#### What is expected
Exactly as given, write out all the entries again.

___ Given data ___

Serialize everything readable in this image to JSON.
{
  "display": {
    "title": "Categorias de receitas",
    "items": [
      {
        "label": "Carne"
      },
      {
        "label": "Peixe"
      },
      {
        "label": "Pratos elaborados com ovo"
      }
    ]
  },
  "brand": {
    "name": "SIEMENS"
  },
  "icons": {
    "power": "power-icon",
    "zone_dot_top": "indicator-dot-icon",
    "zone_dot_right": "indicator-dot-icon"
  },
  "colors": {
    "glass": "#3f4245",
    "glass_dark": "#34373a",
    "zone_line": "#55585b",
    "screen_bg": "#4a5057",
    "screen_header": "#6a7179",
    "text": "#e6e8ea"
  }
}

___

#### Problem solution
Serialize everything readable in this image to JSON.
{
  "display": {
    "title": "Categorias de receitas",
    "items": [
      {
        "label": "Carne"
      },
      {
        "label": "Peixe"
      },
      {
        "label": "Pratos elaborados com ovo"
      }
    ]
  },
  "brand": {
    "name": "SIEMENS"
  },
  "icons": {
    "power": "power-icon",
    "zone_dot_top": "indicator-dot-icon",
    "zone_dot_right": "indicator-dot-icon"
  },
  "colors": {
    "glass": "#3f4245",
    "glass_dark": "#34373a",
    "zone_line": "#55585b",
    "screen_bg": "#4a5057",
    "screen_header": "#6a7179",
    "text": "#e6e8ea"
  }
}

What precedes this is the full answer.